[Items from an interface collection]
——

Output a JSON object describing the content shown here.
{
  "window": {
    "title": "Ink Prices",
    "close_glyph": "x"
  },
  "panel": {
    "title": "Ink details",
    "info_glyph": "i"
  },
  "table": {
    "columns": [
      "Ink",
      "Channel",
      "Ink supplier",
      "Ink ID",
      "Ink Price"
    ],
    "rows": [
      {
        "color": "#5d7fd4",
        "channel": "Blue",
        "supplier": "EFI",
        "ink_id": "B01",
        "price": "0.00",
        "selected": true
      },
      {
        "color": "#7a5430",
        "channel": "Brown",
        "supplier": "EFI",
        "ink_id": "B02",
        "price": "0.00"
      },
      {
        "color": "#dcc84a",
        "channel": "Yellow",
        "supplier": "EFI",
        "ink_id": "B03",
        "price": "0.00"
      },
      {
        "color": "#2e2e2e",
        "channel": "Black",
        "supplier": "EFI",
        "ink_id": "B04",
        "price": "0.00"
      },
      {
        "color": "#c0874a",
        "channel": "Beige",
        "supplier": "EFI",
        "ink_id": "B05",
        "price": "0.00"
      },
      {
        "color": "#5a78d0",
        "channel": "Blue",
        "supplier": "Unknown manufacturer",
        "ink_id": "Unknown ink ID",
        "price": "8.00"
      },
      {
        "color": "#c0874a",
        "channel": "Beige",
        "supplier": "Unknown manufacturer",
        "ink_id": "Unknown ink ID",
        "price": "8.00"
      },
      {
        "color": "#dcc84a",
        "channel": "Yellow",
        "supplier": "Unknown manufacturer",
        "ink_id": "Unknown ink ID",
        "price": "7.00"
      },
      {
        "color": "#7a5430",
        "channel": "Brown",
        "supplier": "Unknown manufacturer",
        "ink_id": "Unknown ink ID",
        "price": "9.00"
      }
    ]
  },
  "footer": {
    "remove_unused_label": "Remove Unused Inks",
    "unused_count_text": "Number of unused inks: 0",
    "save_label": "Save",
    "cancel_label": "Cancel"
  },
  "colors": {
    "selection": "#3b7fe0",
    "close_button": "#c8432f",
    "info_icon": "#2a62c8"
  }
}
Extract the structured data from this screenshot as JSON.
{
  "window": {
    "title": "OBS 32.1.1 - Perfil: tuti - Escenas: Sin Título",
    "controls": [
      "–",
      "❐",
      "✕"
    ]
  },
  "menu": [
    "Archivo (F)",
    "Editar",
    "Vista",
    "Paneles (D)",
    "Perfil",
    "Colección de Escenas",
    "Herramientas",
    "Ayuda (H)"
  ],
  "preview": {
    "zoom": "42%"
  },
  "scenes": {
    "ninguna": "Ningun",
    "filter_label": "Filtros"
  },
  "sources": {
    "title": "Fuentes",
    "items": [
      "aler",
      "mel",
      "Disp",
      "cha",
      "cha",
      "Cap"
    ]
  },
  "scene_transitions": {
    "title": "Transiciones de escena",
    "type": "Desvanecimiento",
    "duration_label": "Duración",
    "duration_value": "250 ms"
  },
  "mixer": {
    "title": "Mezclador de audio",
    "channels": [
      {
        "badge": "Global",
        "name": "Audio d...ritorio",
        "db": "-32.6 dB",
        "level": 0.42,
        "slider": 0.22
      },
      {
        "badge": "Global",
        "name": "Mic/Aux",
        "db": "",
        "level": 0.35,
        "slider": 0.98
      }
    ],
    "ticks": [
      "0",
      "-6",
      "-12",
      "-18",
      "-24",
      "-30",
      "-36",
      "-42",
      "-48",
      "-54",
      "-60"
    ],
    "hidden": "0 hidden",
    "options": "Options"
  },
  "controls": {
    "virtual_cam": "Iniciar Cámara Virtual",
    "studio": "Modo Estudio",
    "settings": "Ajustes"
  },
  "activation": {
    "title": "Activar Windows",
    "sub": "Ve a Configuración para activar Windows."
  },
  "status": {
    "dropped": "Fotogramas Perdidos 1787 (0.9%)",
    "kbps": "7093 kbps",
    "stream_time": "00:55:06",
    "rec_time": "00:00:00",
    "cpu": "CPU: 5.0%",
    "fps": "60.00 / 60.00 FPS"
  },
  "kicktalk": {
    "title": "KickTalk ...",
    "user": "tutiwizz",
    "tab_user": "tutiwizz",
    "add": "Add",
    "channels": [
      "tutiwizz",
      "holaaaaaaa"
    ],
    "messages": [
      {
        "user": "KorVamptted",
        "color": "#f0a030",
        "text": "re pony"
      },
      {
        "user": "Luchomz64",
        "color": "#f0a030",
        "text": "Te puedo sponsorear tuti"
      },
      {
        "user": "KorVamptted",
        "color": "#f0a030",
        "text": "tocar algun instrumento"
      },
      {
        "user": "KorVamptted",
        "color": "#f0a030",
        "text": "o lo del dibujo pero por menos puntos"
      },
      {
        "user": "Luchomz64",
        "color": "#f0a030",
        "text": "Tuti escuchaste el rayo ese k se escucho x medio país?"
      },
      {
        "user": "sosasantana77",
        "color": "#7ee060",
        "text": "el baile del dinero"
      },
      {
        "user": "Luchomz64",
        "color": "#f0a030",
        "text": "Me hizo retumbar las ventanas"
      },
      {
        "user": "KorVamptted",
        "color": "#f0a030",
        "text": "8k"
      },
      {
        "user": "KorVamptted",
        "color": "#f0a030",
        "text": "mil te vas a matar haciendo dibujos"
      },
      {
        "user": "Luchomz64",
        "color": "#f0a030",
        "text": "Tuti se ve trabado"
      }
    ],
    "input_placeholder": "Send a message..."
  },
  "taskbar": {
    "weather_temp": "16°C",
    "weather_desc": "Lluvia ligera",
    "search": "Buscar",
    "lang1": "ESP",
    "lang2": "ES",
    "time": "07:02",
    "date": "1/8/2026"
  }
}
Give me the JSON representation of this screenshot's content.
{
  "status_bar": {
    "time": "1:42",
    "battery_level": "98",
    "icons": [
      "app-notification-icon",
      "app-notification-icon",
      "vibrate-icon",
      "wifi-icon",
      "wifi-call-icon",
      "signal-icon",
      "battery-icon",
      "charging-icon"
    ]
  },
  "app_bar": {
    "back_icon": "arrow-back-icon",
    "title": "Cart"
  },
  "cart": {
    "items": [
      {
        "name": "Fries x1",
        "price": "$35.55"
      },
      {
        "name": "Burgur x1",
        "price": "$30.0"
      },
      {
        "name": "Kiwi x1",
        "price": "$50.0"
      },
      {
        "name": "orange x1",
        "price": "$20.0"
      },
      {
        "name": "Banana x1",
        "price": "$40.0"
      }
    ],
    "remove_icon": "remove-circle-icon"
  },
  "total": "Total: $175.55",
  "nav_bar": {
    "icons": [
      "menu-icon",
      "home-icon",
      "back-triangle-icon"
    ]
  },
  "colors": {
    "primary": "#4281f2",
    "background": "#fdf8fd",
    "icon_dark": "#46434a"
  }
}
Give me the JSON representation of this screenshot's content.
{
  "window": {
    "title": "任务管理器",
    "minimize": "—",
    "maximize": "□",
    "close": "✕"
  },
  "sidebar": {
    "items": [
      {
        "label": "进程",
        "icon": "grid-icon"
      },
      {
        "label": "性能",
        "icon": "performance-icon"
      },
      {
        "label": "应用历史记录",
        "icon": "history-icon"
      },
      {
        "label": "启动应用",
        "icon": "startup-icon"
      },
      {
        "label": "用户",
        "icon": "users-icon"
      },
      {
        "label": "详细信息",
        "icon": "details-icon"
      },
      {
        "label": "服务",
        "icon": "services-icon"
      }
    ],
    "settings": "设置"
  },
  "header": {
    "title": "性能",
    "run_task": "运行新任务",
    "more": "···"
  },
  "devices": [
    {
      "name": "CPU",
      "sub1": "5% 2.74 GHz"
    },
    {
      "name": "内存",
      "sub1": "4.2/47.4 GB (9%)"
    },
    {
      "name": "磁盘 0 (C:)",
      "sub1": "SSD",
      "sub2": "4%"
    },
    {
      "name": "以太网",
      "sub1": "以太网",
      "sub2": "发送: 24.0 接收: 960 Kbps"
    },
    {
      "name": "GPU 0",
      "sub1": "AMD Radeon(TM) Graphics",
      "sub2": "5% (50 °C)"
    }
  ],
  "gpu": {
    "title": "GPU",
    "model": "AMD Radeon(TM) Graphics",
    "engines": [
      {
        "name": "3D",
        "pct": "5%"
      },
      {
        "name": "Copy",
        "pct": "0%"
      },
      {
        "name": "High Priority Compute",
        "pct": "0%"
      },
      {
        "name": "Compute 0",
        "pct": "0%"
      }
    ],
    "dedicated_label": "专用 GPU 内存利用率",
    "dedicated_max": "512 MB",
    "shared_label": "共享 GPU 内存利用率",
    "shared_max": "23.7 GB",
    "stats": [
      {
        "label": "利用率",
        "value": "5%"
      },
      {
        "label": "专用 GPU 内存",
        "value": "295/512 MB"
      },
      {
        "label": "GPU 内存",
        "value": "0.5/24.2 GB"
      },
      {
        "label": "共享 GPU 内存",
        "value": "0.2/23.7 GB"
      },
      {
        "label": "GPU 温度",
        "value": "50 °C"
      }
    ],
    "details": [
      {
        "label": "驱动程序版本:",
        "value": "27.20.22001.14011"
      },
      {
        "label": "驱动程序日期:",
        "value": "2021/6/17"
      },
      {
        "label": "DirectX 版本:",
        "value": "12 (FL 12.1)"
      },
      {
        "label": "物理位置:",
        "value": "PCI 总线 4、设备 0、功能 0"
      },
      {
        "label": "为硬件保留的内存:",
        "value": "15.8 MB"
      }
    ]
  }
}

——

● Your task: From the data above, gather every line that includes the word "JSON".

● Response:
Output a JSON object describing the content shown here.
Extract the structured data from this screenshot as JSON.
Give me the JSON representation of this screenshot's content.
Give me the JSON representation of this screenshot's content.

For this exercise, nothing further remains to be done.